Confessions of a Murder Suspect by James Patterson. Tandy wakes up to find police in her home and her parents dead. She was the last one to see them alive. If no one entered their apartment in the night, she or one of her siblings must be the murderer.
Fans of the Impossible Life by Kate Scelsa. Selby, Mira, and Jeremy are thrown together and attempt to survive high school as Jeremy discovers that Mira and Selby are keeping things hidden. Can they overcome their secrets together?
Books with lots of action are often a home run with readers, especially those who like a plot-driven story. They can cross a wide-range of genres, from spy fiction to murder mysteries.
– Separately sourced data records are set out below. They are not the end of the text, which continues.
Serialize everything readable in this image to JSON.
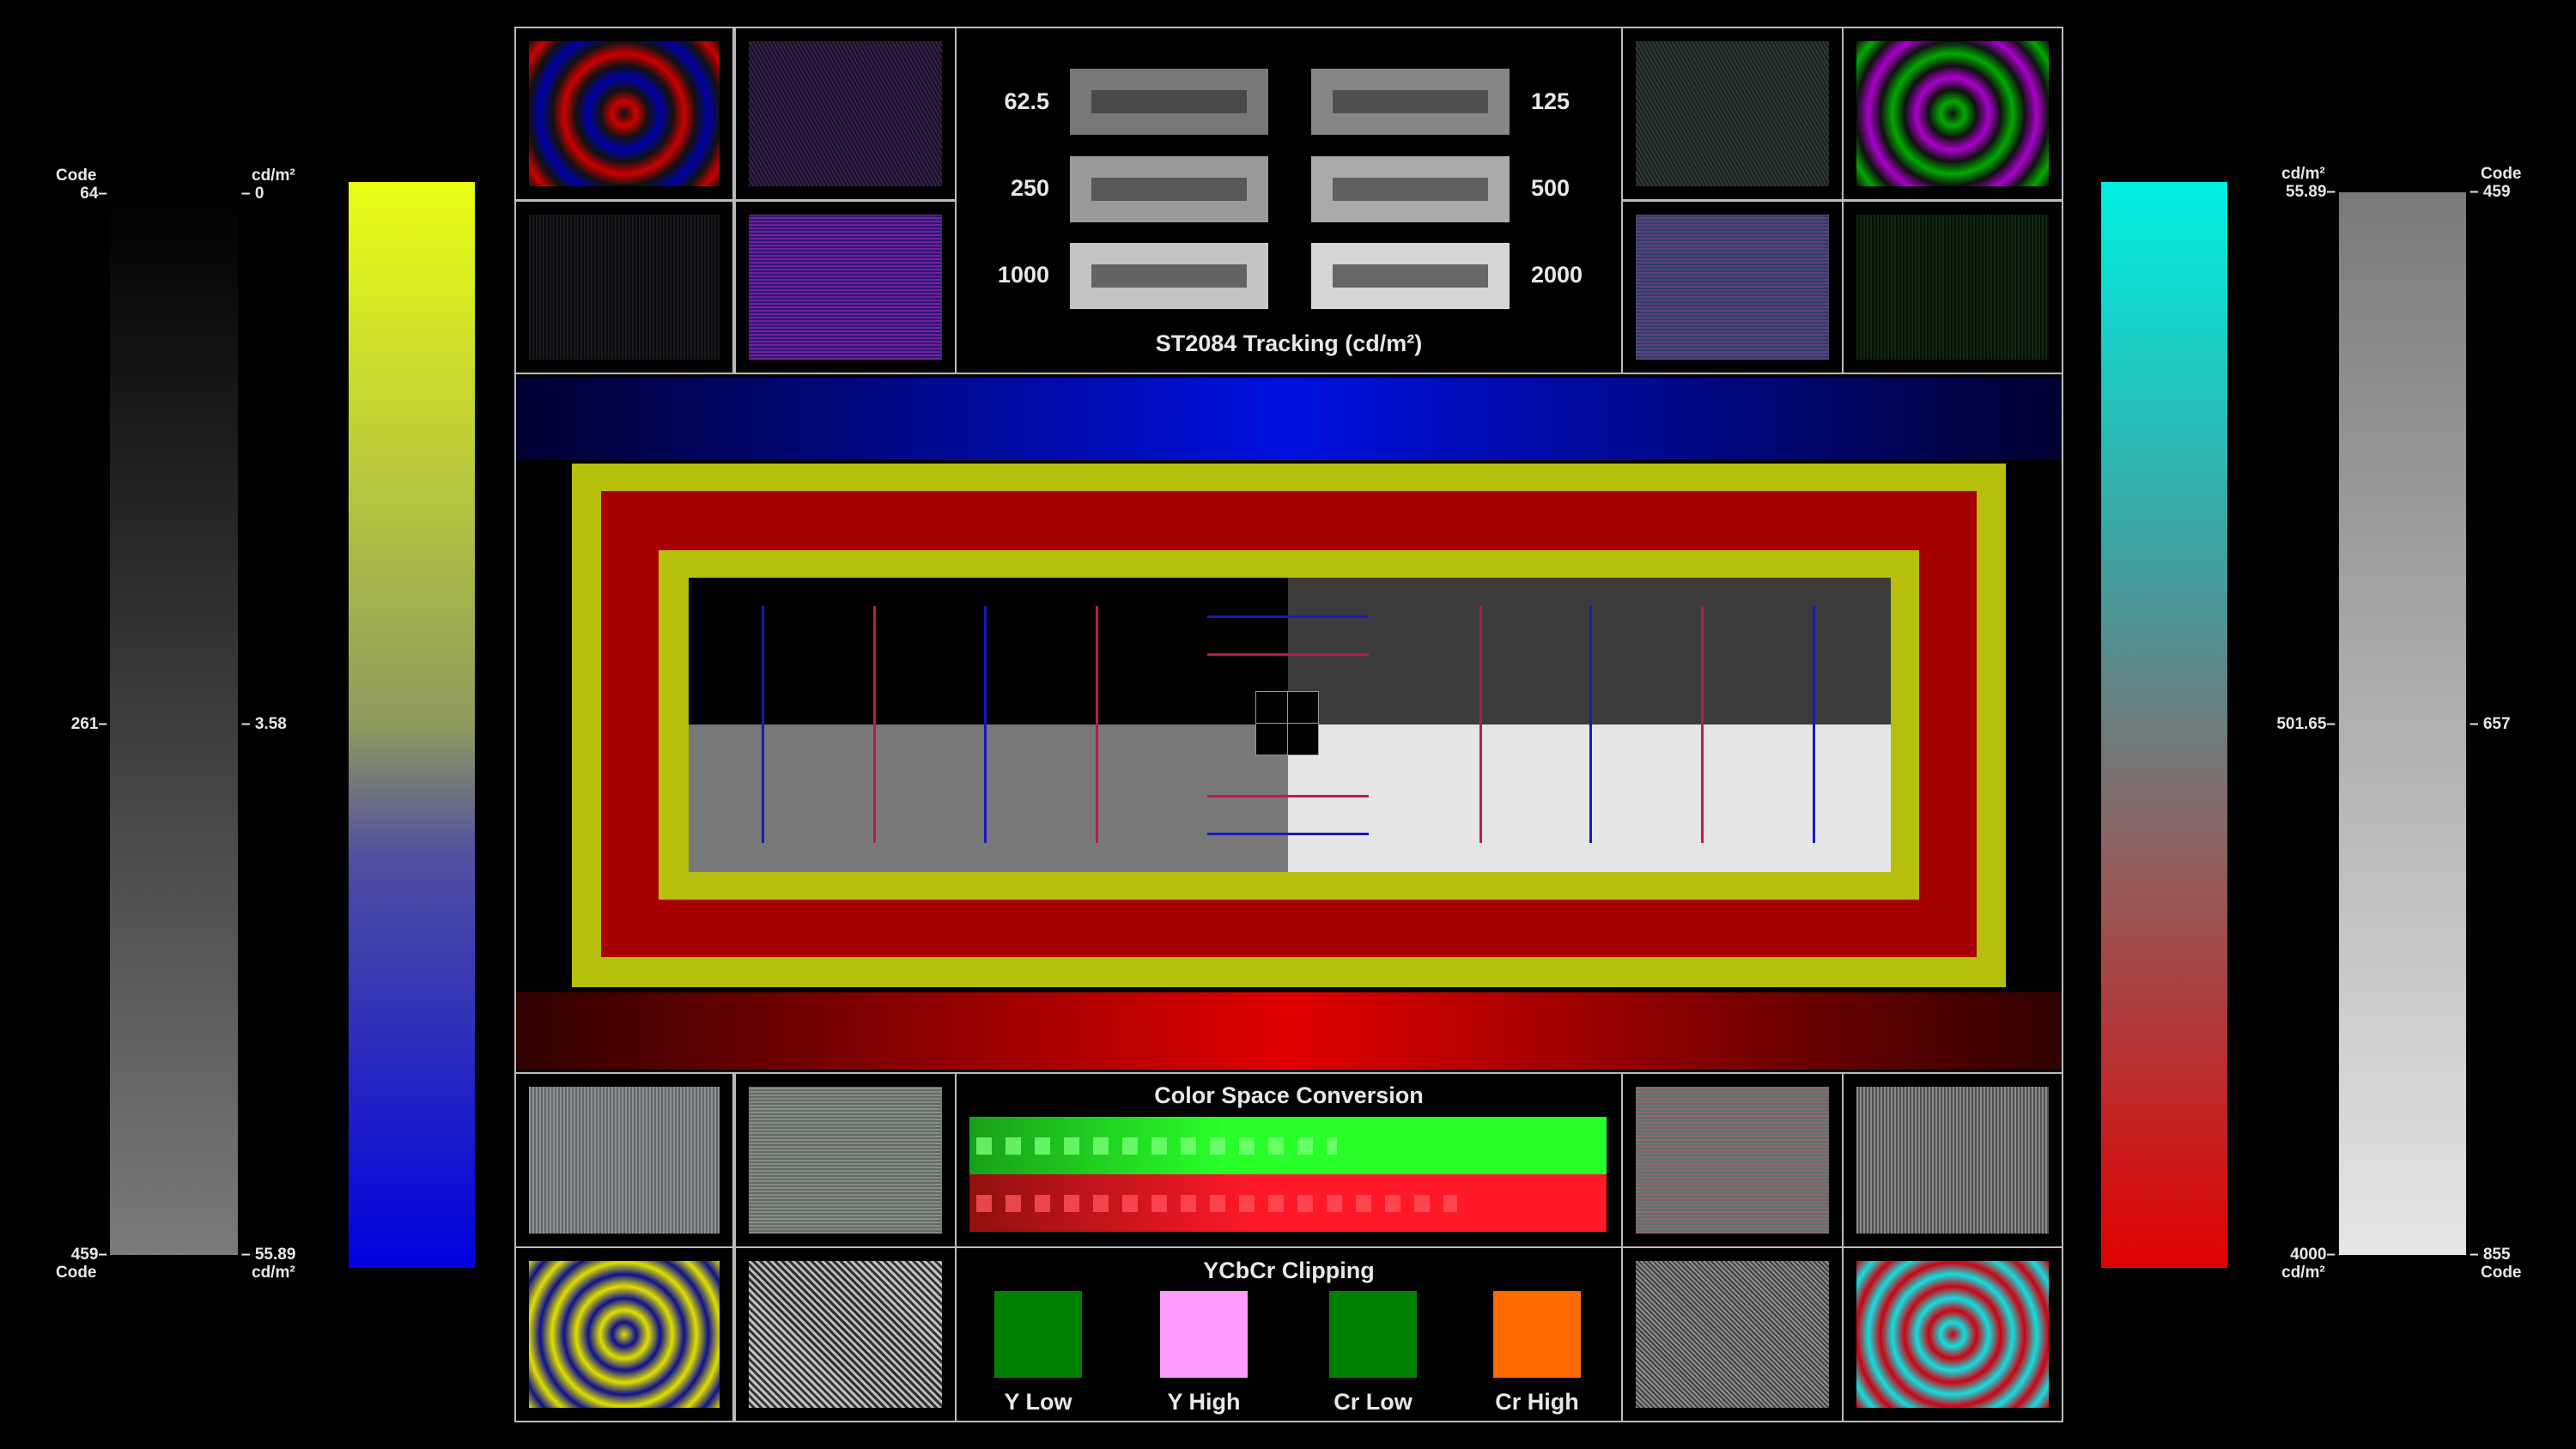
{
  "left_scale": {
    "code_header": "Code",
    "cd_header": "cd/m²",
    "code_ticks": [
      "64–",
      "261–",
      "459–"
    ],
    "cd_ticks": [
      "– 0",
      "– 3.58",
      "– 55.89"
    ],
    "code_footer": "Code",
    "cd_footer": "cd/m²"
  },
  "right_scale": {
    "cd_header": "cd/m²",
    "code_header": "Code",
    "cd_ticks": [
      "55.89–",
      "501.65–",
      "4000–"
    ],
    "code_ticks": [
      "– 459",
      "– 657",
      "– 855"
    ],
    "cd_footer": "cd/m²",
    "code_footer": "Code"
  },
  "tracking": {
    "title": "ST2084 Tracking (cd/m²)",
    "left_labels": [
      "62.5",
      "250",
      "1000"
    ],
    "right_labels": [
      "125",
      "500",
      "2000"
    ]
  },
  "color_space": {
    "title": "Color Space Conversion"
  },
  "clipping": {
    "title": "YCbCr Clipping",
    "items": [
      {
        "label": "Y Low",
        "color": "#008000"
      },
      {
        "label": "Y High",
        "color": "#ff9cff"
      },
      {
        "label": "Cr Low",
        "color": "#008000"
      },
      {
        "label": "Cr High",
        "color": "#ff6a00"
      }
    ]
  },
  "colors": {
    "yellow": "#b5bf0c",
    "red": "#a80000",
    "blue_band": "#0010e0",
    "red_band": "#e00000"
  }
}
Action books are often very heavy on the plot with danger pulling the story forward, leaving readers on the edge of their seat desperate to know what happens next. Elements of risk and surprise are key factors in action stories. The events that trigger the action or danger are typically outside the protagonist’s day to day life. Often, at the end of the story, the hero or heroine is never the same.
With action novels, readers quickly turn the pages – often reading these novels in a single setting. In a series, there is often an overall arc that ties all the books together, even though the primary plot of the book is resolved.
Actions books are perfect escapism reads; this type of story rarely happens in real life.
Readers like rooting for the underdogs. Often times these teen characters go against supposedly smarter more savvy adults and yet, they are victorious in their quest. It’s hard not to root for the underdog.
I was intrigued by the concept of iZombie before I ever saw an episode. A girl who becomes a zombie, but is fighting her zombie impulses? Moreover, a girl who works in a medical examiner’s office to have easy access to her new food source and conveniently is able to step into the shoes of those whose brains she eats? A girl who now solves crimes through the “visions” she has from eating brains? Sign me up!
Here are some great zombie, monster, and murder mystery reads that I would recommend to Liv Moore:
This is the first installment in the Benny Imura series, and it follows Benny as he turns fifteen in post-apocalyptic America and is forced to work in the last job he’d ever thought he’d have: apprentice zombie killer.
Adults reading young adult books has been discussed here, and here and here, and let’s keep talking about it! YA has clearly been established as a force as we continue to see titles fly off the shelves at libraries and book stores (not to mention those virtually flying onto smart phones, kindles, and nooks.) Clearly it’s not only teens reading YA anymore.
Speaking of adults reading YA… do you know any adults stuck in a reading rut who might appreciate some suggestions? Two of the most widely-read adult fiction genres today are horror and romance. There are some truly wonderful YA alternatives out there — and it can be argued that YA authors take greater risks than their mainstream adult genre counterparts do– resulting in diverse, exciting, and ground-breaking books. Exclusively reading genre selections which follow an established and familiar formula (even when the formula works) can become tedious. Here are some suggestions to help a genre reader shake things up.
James Patterson fans will enjoy Barry Lyga’s I Hunt Killers series: a nail-bittingly suspenseful serial killer manhunt trilogy with a flawed hero. Lyga explores issues of identity, parenthood, nature vs nurture, race, and attraction.
Stephen King readers will like Daniel Kraus’s terrifying Rotters (2012 Odyssey Award winner)and Scowler (2014 Odyssey Award winner). Grave digging, monstrous fathers, rat kings, gruesome imagery… Kraus is truly a master of literary horror; nothing run of the mill here!
Dean Koontz lovers will enjoy TheGirl From the Well by Rin Chupeco: a terrifying tale of vengeful ghost named Okiko. This spooky tale was inspired by Japanese folklore.